China and Russia won't back proposed economic sanctions on Sudan and South Sudan, a United Nations diplomat said Wednesday.
The United States' draft resolution, which seeks to apply economic sanctions on the two warring countries if they fail to de-escalate a growing border conflict, was presented in New York on Monday to the five permanent members of the UN Security Council.
Speaking on condition of anonymity, a UN diplomat told Reuters that China wasn't willing to back the proposed amendment, which threatens economic and diplomatic sanctions under Article 41 of the U.N. charter.
The diplomat added that Russia was supporting the Chinese effort to water down the proposal.
The draft will be put before a Security Council vote on Wednesday.
The draft will probably change before it goes to a vote, the diplomat told Reuters.
The two began their latest conflict after South Sudan occupied the North's main Heglig oil field for 10 days last month.
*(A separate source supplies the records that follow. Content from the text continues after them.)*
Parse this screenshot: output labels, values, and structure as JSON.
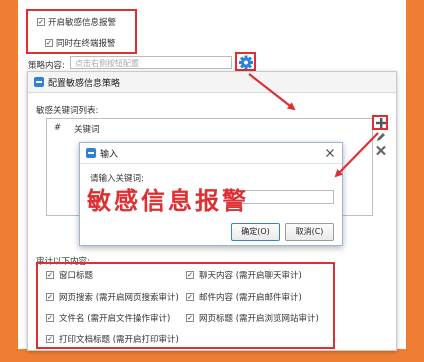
{
  "top_options": {
    "enable_label": "开启敏感信息报警",
    "endpoint_label": "同时在终端报警",
    "enable_checked": true,
    "endpoint_checked": true
  },
  "policy": {
    "label": "策略内容:",
    "placeholder": "点击右侧按钮配置"
  },
  "policy_dialog": {
    "title": "配置敏感信息策略",
    "keyword_list_label": "敏感关键词列表:",
    "columns": [
      "#",
      "关键词"
    ],
    "audit_label": "审计以下内容:",
    "audit_items": [
      {
        "label": "窗口标题",
        "checked": true
      },
      {
        "label": "聊天内容 (需开启聊天审计)",
        "checked": true
      },
      {
        "label": "网页搜索 (需开启网页搜索审计)",
        "checked": true
      },
      {
        "label": "邮件内容 (需开启邮件审计)",
        "checked": true
      },
      {
        "label": "文件名 (需开启文件操作审计)",
        "checked": true
      },
      {
        "label": "网页标题 (需开启浏览网站审计)",
        "checked": true
      },
      {
        "label": "打印文档标题 (需开启打印审计)",
        "checked": true
      }
    ]
  },
  "input_dialog": {
    "title": "输入",
    "prompt": "请输入关键词:",
    "value": "敏感信息报警",
    "ok_label": "确定(O)",
    "cancel_label": "取消(C)"
  },
  "icons": {
    "gear": "gear-icon",
    "add": "plus-icon",
    "edit": "pencil-icon",
    "delete": "delete-x-icon",
    "close": "close-icon"
  },
  "colors": {
    "frame": "#ef7d31",
    "highlight": "#e02f32",
    "accent": "#2f80d8"
  }
}
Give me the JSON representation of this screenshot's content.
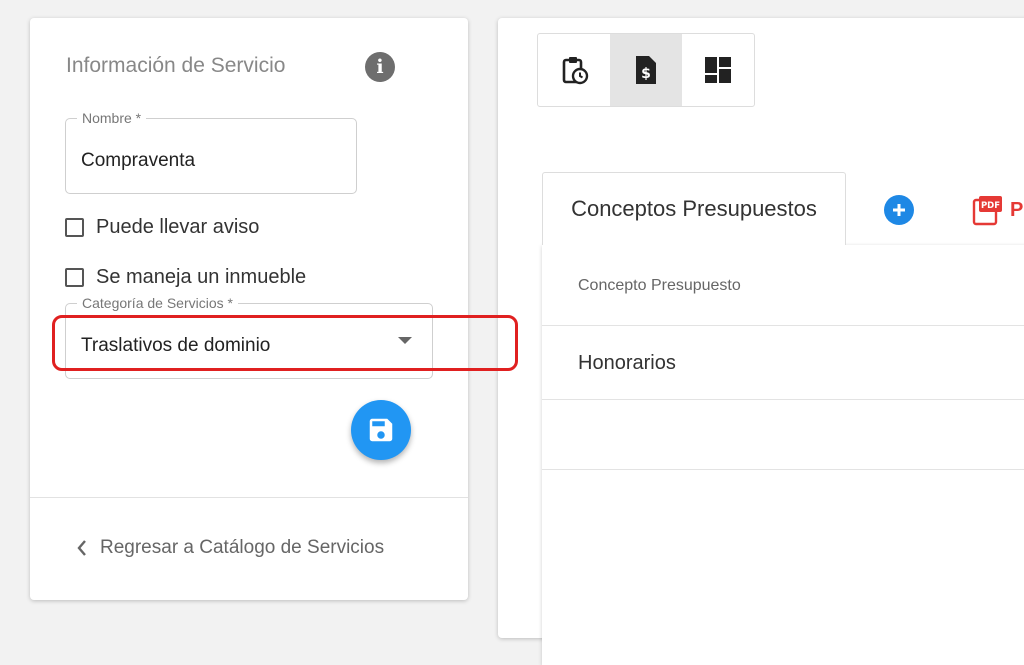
{
  "service_info": {
    "title": "Información de Servicio",
    "info_icon_glyph": "i",
    "nombre": {
      "label": "Nombre *",
      "value": "Compraventa"
    },
    "checkboxes": [
      {
        "label": "Puede llevar aviso",
        "checked": false
      },
      {
        "label": "Se maneja un inmueble",
        "checked": false
      }
    ],
    "categoria": {
      "label": "Categoría de Servicios *",
      "value": "Traslativos de dominio"
    },
    "save_icon": "save-icon",
    "back_link": "Regresar a Catálogo de Servicios"
  },
  "toolbar": {
    "buttons": [
      {
        "icon": "clipboard-clock-icon",
        "active": false
      },
      {
        "icon": "invoice-dollar-icon",
        "active": true
      },
      {
        "icon": "dashboard-icon",
        "active": false
      }
    ]
  },
  "concepts": {
    "tab_label": "Conceptos Presupuestos",
    "add_icon": "add-circle-icon",
    "pdf_badge": "PDF",
    "pdf_label": "P",
    "table": {
      "header": "Concepto Presupuesto",
      "rows": [
        "Honorarios"
      ]
    }
  },
  "colors": {
    "accent": "#2196f3",
    "highlight": "#e02020",
    "pdf": "#e53935"
  }
}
Although South Sudan left the oil field about a week ago, tensions remain between the two nations.
In a bid to prevent the conflict from escalating, the African Union has threatened to impose its own set of binding rulings on both sides if they fail to agree on deals related to a string of disputes within three months.
The African Union also asked the UN to pass a binding resolution demanding Juba and Khartoum comply with its declaration.